Last Updated on May 7, 2015, by eNotes Editorial. Word Count: 772
Sakini, a middle-aged Okinawan interpreter for U.S. occupation forces following World War II. His skillful use of native Okinawan customs, Japanese folk wisdom, parody of Western ways, and naïveté reveal his perceptions of Americans and America. Sakini effectively bridges cross-cultural barriers.
Colonel Purdy, a stout U.S. Army officer assigned to democratize Okinawa following World War II. He is a single-minded individual who follows orders without question. He has rules and signs for the most trivial of situations; when alone, however, Purdy reads Adventure Magazine on work time. Outwardly, he guards his reputation, especially because of what his wife might say, but he is not above reversing orders to suit the whims of his superiors.
Captain Fisby, a U.S. Army officer in his late twenties, assigned as aide to Colonel Purdy. He had been an associate professor of humanities and is regarded as a misfit in military matters. Sakini constantly manipulates him into making all sorts of compromises and changes. Gradually, Fisby becomes so acculturated that he disobeys virtually every order that he is given, but in so doing he succeeds in making Tobiki a model village. His role demonstrates that a system is only a framework, within which ideal and reality may differ.
Lotus Blossom, a beautiful, petite Okinawan geisha girl. She has difficulty performing her duties as a geisha because Captain Fisby, to whom she has been given, is ignorant of the true role of the well-trained geisha and assumes her to be a prostitute.
Captain McLean, a psychiatrist in the U.S. Army.
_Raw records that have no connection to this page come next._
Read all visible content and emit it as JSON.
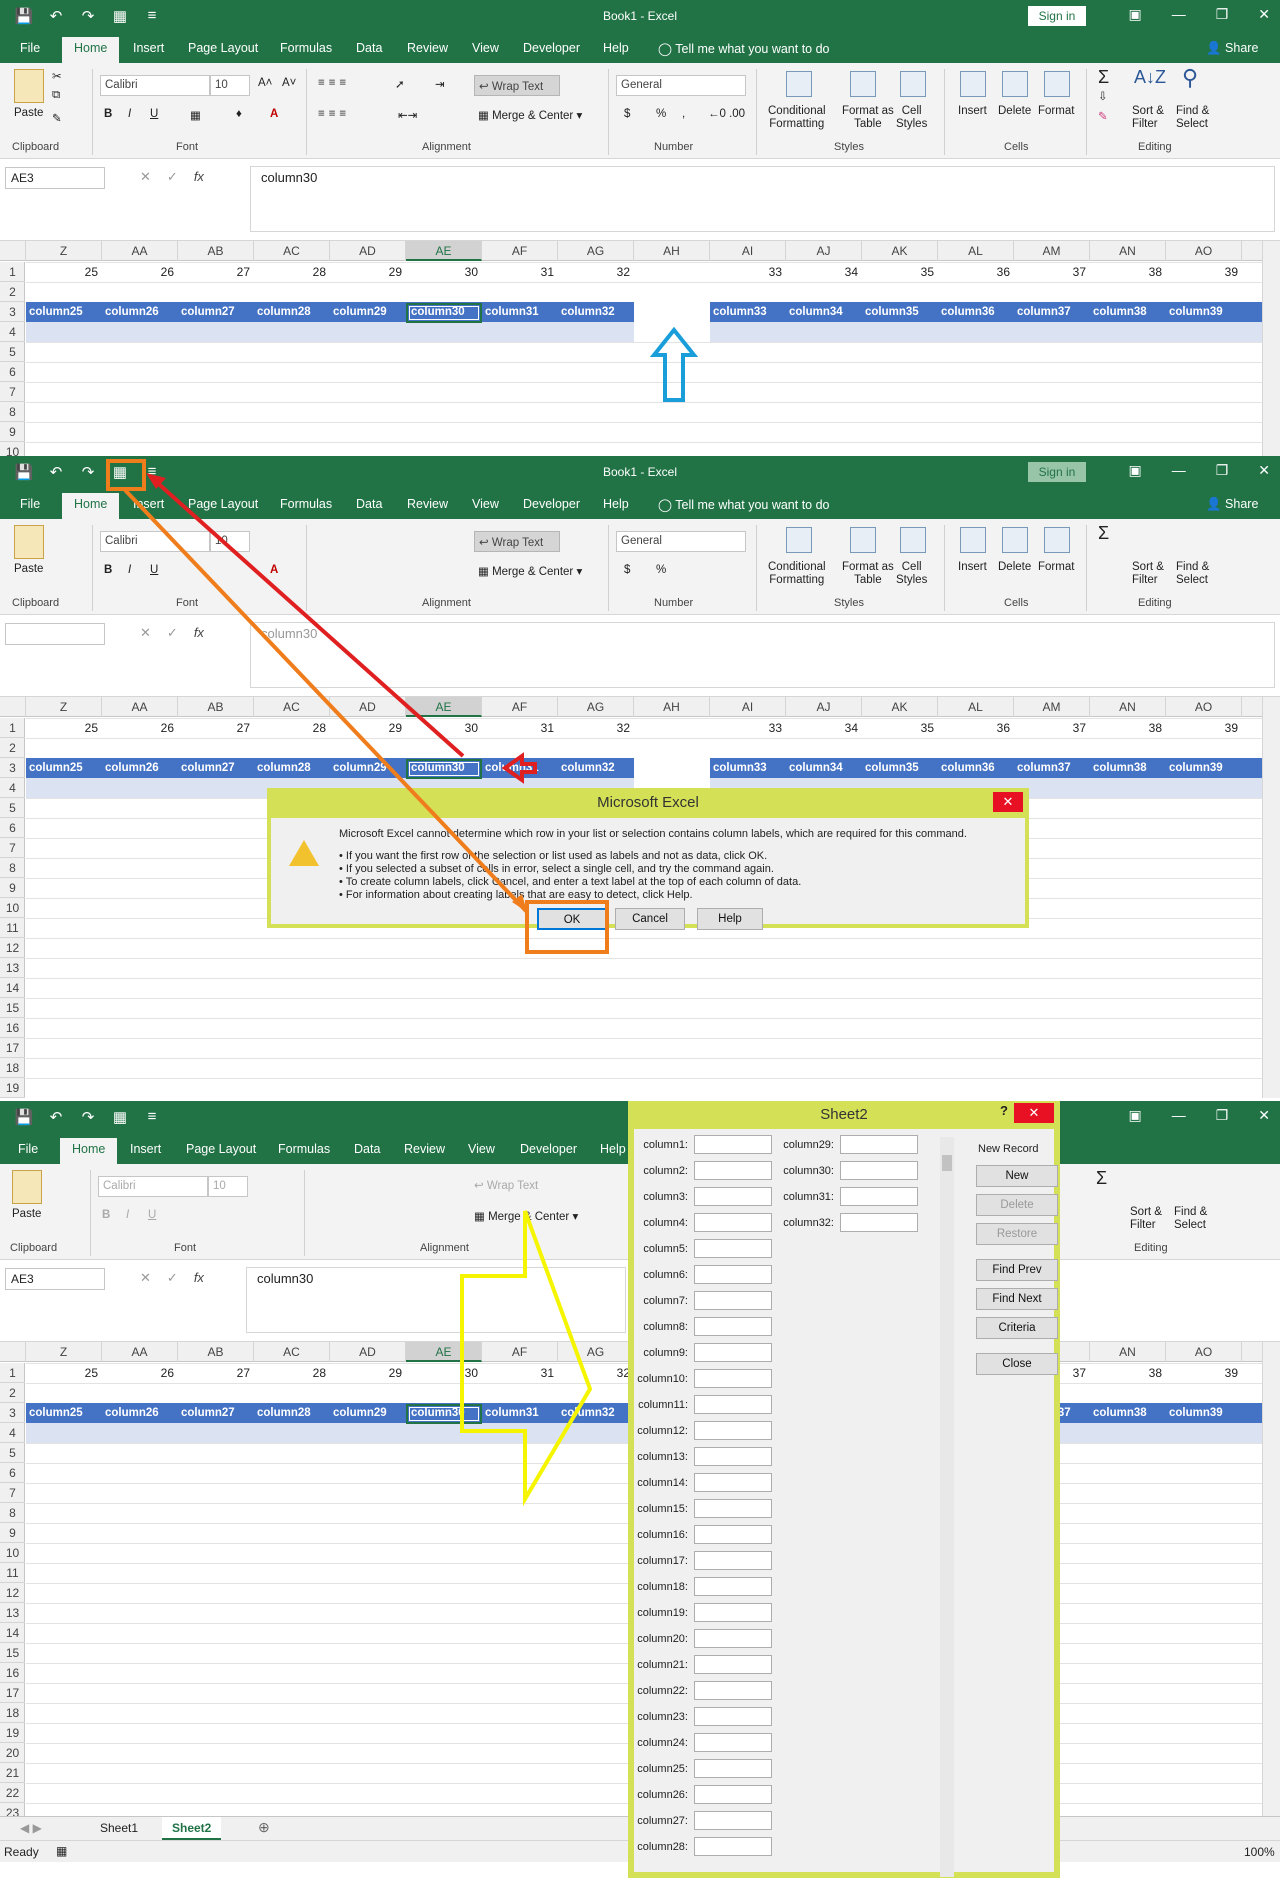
{
  "app": {
    "doc_title": "Book1  -  Excel",
    "sign_in": "Sign in",
    "share": "Share",
    "tell_me": "Tell me what you want to do",
    "tabs": [
      "File",
      "Home",
      "Insert",
      "Page Layout",
      "Formulas",
      "Data",
      "Review",
      "View",
      "Developer",
      "Help"
    ]
  },
  "ribbon": {
    "paste": "Paste",
    "font_name": "Calibri",
    "font_size": "10",
    "bold": "B",
    "italic": "I",
    "underline": "U",
    "wrap_text": "Wrap Text",
    "merge_center": "Merge & Center",
    "number_format": "General",
    "currency": "$",
    "percent": "%",
    "comma": ",",
    "conditional_formatting": [
      "Conditional",
      "Formatting"
    ],
    "format_as_table": [
      "Format as",
      "Table"
    ],
    "cell_styles": [
      "Cell",
      "Styles"
    ],
    "insert": "Insert",
    "delete": "Delete",
    "format": "Format",
    "sort_filter": [
      "Sort &",
      "Filter"
    ],
    "find_select": [
      "Find &",
      "Select"
    ],
    "groups": {
      "clipboard": "Clipboard",
      "font": "Font",
      "alignment": "Alignment",
      "number": "Number",
      "styles": "Styles",
      "cells": "Cells",
      "editing": "Editing"
    }
  },
  "formula_bar": {
    "name_box": "AE3",
    "fx": "fx",
    "content": "column30"
  },
  "grid": {
    "columns": [
      "Z",
      "AA",
      "AB",
      "AC",
      "AD",
      "AE",
      "AF",
      "AG",
      "AH",
      "AI",
      "AJ",
      "AK",
      "AL",
      "AM",
      "AN",
      "AO"
    ],
    "row1_values": [
      "25",
      "26",
      "27",
      "28",
      "29",
      "30",
      "31",
      "32",
      "",
      "33",
      "34",
      "35",
      "36",
      "37",
      "38",
      "39"
    ],
    "row3_labels": [
      "column25",
      "column26",
      "column27",
      "column28",
      "column29",
      "column30",
      "column31",
      "column32",
      "",
      "column33",
      "column34",
      "column35",
      "column36",
      "column37",
      "column38",
      "column39"
    ],
    "row_numbers_p1": [
      "1",
      "2",
      "3",
      "4",
      "5",
      "6",
      "7",
      "8",
      "9",
      "10"
    ],
    "row_numbers_p2": [
      "1",
      "2",
      "3",
      "4",
      "5",
      "6",
      "7",
      "8",
      "9",
      "10",
      "11",
      "12",
      "13",
      "14",
      "15",
      "16",
      "17",
      "18",
      "19"
    ],
    "row_numbers_p3": [
      "1",
      "2",
      "3",
      "4",
      "5",
      "6",
      "7",
      "8",
      "9",
      "10",
      "11",
      "12",
      "13",
      "14",
      "15",
      "16",
      "17",
      "18",
      "19",
      "20",
      "21",
      "22",
      "23"
    ]
  },
  "error_dialog": {
    "title": "Microsoft Excel",
    "main_text": "Microsoft Excel cannot determine which row in your list or selection contains column labels, which are required for this command.",
    "bullets": [
      "• If you want the first row of the selection or list used as labels and not as data, click OK.",
      "• If you selected a subset of cells in error, select a single cell, and try the command again.",
      "• To create column labels, click Cancel, and enter a text label at the top of each column of data.",
      "• For information about creating labels that are easy to detect, click Help."
    ],
    "ok": "OK",
    "cancel": "Cancel",
    "help": "Help"
  },
  "form_dialog": {
    "title": "Sheet2",
    "help_glyph": "?",
    "record_status": "New Record",
    "fields_left": [
      "column1:",
      "column2:",
      "column3:",
      "column4:",
      "column5:",
      "column6:",
      "column7:",
      "column8:",
      "column9:",
      "column10:",
      "column11:",
      "column12:",
      "column13:",
      "column14:",
      "column15:",
      "column16:",
      "column17:",
      "column18:",
      "column19:",
      "column20:",
      "column21:",
      "column22:",
      "column23:",
      "column24:",
      "column25:",
      "column26:",
      "column27:",
      "column28:"
    ],
    "fields_right": [
      "column29:",
      "column30:",
      "column31:",
      "column32:"
    ],
    "buttons": {
      "new": "New",
      "delete": "Delete",
      "restore": "Restore",
      "find_prev": "Find Prev",
      "find_next": "Find Next",
      "criteria": "Criteria",
      "close": "Close"
    }
  },
  "sheet_tabs": [
    "Sheet1",
    "Sheet2"
  ],
  "status": {
    "ready": "Ready",
    "zoom": "100%"
  },
  "annotation_colors": {
    "arrow_blue": "#1a9ed9",
    "arrow_red": "#e02020",
    "arrow_orange": "#f07d1c",
    "arrow_yellow": "#f5f500",
    "excel_green": "#217346",
    "header_blue": "#4472c4"
  }
}
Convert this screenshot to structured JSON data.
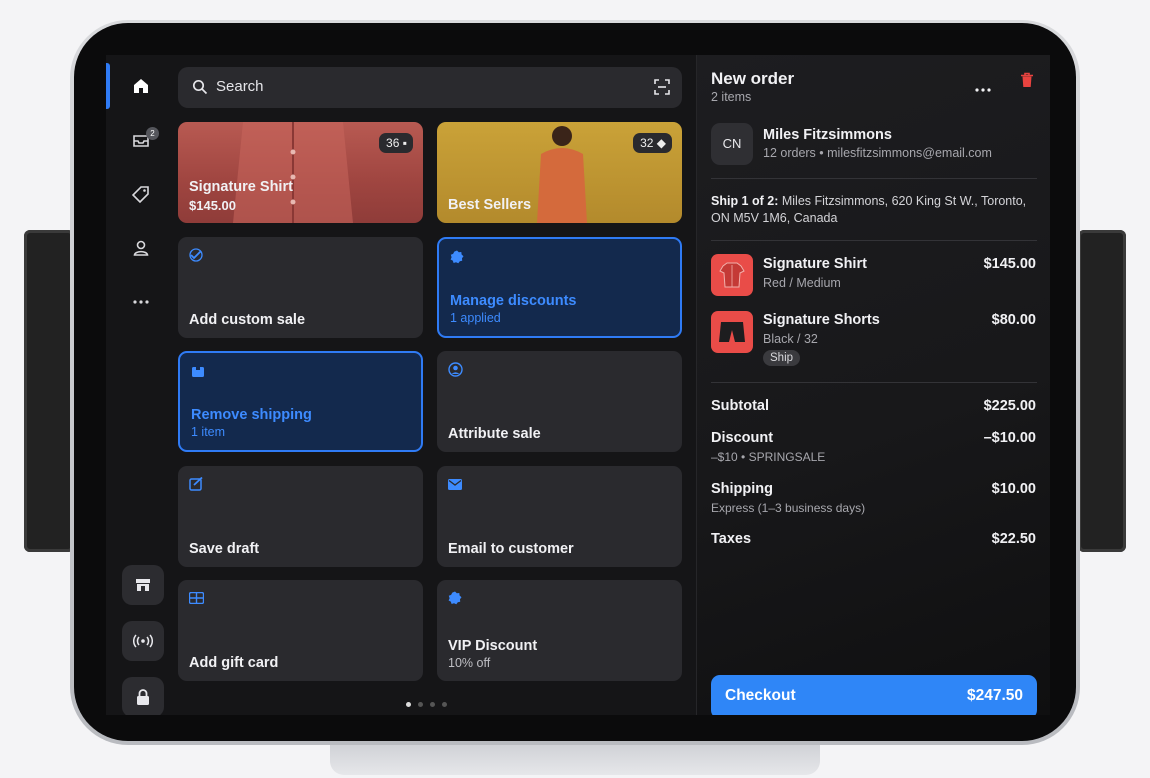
{
  "search": {
    "placeholder": "Search"
  },
  "rail": {
    "badge": "2"
  },
  "tiles": [
    {
      "title": "Signature Shirt",
      "subtitle": "$145.00",
      "count": "36"
    },
    {
      "title": "Best Sellers",
      "count": "32"
    },
    {
      "title": "Add custom sale"
    },
    {
      "title": "Manage discounts",
      "subtitle": "1 applied"
    },
    {
      "title": "Remove shipping",
      "subtitle": "1 item"
    },
    {
      "title": "Attribute sale"
    },
    {
      "title": "Save draft"
    },
    {
      "title": "Email to customer"
    },
    {
      "title": "Add gift card"
    },
    {
      "title": "VIP Discount",
      "subtitle": "10% off"
    }
  ],
  "order": {
    "title": "New order",
    "items_count": "2 items",
    "customer": {
      "initials": "CN",
      "name": "Miles Fitzsimmons",
      "details": "12 orders • milesfitzsimmons@email.com"
    },
    "ship_label": "Ship 1 of 2:",
    "ship_address": "Miles Fitzsimmons, 620 King St W., Toronto, ON M5V 1M6, Canada",
    "line_items": [
      {
        "name": "Signature Shirt",
        "variant": "Red / Medium",
        "price": "$145.00"
      },
      {
        "name": "Signature Shorts",
        "variant": "Black / 32",
        "price": "$80.00",
        "tag": "Ship"
      }
    ],
    "subtotal": {
      "label": "Subtotal",
      "value": "$225.00"
    },
    "discount": {
      "label": "Discount",
      "value": "–$10.00",
      "detail": "–$10 • SPRINGSALE"
    },
    "shipping": {
      "label": "Shipping",
      "value": "$10.00",
      "detail": "Express (1–3 business days)"
    },
    "taxes": {
      "label": "Taxes",
      "value": "$22.50"
    },
    "checkout": {
      "label": "Checkout",
      "total": "$247.50"
    }
  },
  "colors": {
    "accent": "#2f7bf5",
    "delete": "#e8433f",
    "checkout": "#2f86f7"
  }
}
He is short and rather fat. His assignment is to make a psychological report on Captain Fisby, whose assimilation of the native ways is interpreted as a sign of mental imbalance. While he is working with Fisby, he is won over by Fisby and his cultural insights.
Sergeant Gregovich, a U.S. Army enlisted man, aide to Colonel Purdy. He goes through the motions of appearing to be efficient.
Old Woman, an Okinawan villager and grandmother of Tobiki’s mayor, who rides, over protest, atop a loaded wagon that conveys Captain Fisby to his Tobiki assignment. Not to allow her to ride would make the mayor lose face; thus, she outmaneuvers those in command.
Old Woman’s daughter
Old Woman’s daughter, an Okinawan villager who, along with her three children, rides on the wagon to Tobiki.
Mr. Hokaida, a villager of Tobiki. A stout man in tattered peasant clothes, he presents Captain Fisby with a cricket cage when he arrives in Tobiki.
Mr. Omura, a villager of Tobiki. He welcomes Captain Fisby to Tobiki with chopsticks. He wears a white coat to distinguish himself from the rest of the villagers.
Mr. Sumata, a skilled carpenter in Tobiki. He brings Captain Fisby a geisha girl as a gift, providing a chance to see how cross-cultural misunderstanding can strain relationships.
Mr. Sumata’s father
Mr. Sumata’s father, a skilled Tobikian carpenter. He helps to build the five-sided school/teahouse, highlighting the Japanese custom of passing on skills from one generation to the next.
Mr. Seiko, a Tobiki villager. He gives Captain Fisby geta, a kind of wooden sandals, when the officer arrives in Tobiki.
Miss Higa Jiga
Miss Higa Jiga, an Okinawan villager chosen to be the president of a Ladies’ League for Democratic Action. A chunky, flat-faced, unmarried young woman who wears heavy glasses, she makes amusing demands of Fisby in the name of democracy. Thus the Americans see how democracy is perceived by foreigners unaccustomed to the system.
Mr. Keora, an Okinawan villager. He is one of several who are dejected when they cannot sell Okinawan crafts to the U.S. Army personnel because they regard the handcrafted items as inferior to what American technology could produce at lower cost, even though the American goods are of lower quality.
Mr. Oshira, an Okinawan villager. This skilled artisan cannot sell his lacquer cups to soldiers who do not appreciate the time and skill that have gone into making them. He feels that the August moon at the end of summer—the peak between spring, the growing season, and fall, when nature sheds its foliage—symbolizes the maturity and wisdom that the two cultures have attained.
Major McEvoy, a U.S. Army officer. He is to be Captain Fisby’s replacement.
Lady Astor, Miss Higa Jiga’s goat. If the goat can drink homemade sweet potato brandy without harm, the men will drink it.
Cite this page as follows:
"The Teahouse of the August Moon - Characters Discussed" Great Characters in Literature Ed. A. J. Sobczak and Frank N. Magill. eNotes.com, Inc. 1998 eNotes.com 15 Aug. 2022 <https://www.enotes.com/topics/teahouse-august/characters#characters-characters-discussed>